◆ Exercise brief ◆
Look through the data below. Pick out the lines holding the string "this".

Record extracts Start Marker

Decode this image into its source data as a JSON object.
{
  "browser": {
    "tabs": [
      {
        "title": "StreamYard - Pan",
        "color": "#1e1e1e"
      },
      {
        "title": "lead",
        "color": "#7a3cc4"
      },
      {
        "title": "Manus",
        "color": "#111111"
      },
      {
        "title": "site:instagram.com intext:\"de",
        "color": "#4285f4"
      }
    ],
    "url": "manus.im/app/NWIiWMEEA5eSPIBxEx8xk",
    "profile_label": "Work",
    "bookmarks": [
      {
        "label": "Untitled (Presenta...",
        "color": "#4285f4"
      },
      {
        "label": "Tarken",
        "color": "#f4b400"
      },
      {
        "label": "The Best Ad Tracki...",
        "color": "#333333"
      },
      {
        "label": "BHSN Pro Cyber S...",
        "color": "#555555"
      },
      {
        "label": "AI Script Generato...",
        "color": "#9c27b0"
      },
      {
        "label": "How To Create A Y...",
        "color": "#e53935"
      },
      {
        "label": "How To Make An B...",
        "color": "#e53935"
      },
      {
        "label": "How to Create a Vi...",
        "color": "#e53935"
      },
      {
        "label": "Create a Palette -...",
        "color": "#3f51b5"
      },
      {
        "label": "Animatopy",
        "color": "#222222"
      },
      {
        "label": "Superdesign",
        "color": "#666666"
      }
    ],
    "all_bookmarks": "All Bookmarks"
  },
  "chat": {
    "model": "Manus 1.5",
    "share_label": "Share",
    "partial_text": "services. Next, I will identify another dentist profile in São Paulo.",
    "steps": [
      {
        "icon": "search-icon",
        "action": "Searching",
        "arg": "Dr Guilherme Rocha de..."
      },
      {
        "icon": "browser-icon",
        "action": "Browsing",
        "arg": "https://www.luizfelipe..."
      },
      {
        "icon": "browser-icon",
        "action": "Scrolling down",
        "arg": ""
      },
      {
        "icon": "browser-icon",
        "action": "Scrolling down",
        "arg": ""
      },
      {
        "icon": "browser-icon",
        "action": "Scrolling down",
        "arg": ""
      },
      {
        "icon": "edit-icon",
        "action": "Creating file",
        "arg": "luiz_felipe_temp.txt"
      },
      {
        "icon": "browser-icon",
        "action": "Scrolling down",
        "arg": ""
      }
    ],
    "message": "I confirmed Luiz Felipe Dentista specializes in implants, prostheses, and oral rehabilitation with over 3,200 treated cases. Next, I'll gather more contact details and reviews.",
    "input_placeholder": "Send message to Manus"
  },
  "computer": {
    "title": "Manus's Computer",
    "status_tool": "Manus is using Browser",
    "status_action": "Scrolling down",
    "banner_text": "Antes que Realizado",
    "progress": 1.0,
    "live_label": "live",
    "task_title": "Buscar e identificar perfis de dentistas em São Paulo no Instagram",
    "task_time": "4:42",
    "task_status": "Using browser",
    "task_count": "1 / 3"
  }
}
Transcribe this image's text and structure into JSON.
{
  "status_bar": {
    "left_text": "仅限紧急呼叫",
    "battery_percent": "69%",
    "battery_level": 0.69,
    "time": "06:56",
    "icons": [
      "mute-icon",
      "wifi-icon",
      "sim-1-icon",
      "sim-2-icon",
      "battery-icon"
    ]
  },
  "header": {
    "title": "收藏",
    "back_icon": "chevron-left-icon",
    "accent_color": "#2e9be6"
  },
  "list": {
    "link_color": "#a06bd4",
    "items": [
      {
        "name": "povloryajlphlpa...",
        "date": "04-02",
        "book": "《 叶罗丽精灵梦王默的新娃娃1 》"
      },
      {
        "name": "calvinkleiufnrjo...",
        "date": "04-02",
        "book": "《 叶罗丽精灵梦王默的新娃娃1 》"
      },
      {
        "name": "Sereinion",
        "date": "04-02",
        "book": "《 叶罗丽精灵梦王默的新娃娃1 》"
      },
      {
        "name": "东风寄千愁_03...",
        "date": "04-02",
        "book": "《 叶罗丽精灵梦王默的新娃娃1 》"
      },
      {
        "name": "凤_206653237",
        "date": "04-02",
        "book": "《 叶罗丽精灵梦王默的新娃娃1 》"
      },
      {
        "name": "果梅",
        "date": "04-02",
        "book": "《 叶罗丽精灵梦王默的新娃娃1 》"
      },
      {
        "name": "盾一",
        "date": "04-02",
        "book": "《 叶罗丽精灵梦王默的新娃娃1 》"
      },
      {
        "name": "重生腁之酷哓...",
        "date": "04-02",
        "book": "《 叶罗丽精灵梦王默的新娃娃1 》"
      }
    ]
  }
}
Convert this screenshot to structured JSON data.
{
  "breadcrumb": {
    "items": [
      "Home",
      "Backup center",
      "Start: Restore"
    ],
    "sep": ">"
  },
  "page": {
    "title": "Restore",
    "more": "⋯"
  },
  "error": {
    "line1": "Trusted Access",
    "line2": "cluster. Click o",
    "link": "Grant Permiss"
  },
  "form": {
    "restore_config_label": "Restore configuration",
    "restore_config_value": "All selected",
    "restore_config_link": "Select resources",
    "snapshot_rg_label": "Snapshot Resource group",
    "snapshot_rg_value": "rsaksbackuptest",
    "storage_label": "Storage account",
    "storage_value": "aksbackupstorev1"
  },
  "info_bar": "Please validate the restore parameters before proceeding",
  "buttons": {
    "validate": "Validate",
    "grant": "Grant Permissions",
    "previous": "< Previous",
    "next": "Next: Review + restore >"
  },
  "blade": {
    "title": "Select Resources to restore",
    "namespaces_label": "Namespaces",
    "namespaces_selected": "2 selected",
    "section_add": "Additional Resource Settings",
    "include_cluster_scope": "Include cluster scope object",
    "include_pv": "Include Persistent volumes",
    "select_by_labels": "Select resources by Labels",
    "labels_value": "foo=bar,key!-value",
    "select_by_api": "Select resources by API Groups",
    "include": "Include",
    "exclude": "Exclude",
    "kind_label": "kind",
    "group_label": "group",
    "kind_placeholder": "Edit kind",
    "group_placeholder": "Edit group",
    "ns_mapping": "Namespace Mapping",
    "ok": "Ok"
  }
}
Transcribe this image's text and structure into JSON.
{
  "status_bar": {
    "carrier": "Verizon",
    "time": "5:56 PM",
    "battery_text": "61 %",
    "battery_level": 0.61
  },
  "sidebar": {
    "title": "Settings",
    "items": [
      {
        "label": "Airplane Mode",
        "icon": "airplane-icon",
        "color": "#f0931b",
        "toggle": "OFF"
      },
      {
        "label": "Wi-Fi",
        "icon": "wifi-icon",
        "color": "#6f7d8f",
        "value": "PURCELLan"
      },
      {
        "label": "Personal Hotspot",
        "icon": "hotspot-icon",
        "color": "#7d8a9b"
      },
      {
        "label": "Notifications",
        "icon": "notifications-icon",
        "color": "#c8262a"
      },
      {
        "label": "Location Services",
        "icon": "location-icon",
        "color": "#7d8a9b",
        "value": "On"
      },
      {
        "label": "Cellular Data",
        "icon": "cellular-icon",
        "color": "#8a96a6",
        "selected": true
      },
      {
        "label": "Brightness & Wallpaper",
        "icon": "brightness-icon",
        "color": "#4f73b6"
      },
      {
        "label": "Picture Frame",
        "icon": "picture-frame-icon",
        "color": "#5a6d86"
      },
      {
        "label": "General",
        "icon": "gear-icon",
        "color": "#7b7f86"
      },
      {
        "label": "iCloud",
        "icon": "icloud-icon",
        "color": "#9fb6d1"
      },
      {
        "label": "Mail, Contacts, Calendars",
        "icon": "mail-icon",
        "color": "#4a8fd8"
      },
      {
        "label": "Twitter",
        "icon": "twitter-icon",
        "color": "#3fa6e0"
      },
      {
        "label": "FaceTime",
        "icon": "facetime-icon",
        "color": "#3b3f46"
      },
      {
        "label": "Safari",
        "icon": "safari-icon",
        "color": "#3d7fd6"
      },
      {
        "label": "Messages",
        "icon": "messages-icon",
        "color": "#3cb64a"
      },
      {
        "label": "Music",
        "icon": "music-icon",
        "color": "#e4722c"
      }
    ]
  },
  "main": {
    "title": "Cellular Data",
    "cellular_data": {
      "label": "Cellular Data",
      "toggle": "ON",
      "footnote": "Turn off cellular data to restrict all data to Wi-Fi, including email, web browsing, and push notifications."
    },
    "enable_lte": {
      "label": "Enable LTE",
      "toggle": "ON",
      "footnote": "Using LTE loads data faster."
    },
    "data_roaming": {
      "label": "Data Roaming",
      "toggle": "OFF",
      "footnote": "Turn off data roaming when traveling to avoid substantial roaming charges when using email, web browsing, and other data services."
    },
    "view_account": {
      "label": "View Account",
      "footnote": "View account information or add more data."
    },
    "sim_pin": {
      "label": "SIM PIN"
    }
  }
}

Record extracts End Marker

◆ Answer box ◆
Decode this image into its source data as a JSON object.
Transcribe this image's text and structure into JSON.
Convert this screenshot to structured JSON data.
Transcribe this image's text and structure into JSON.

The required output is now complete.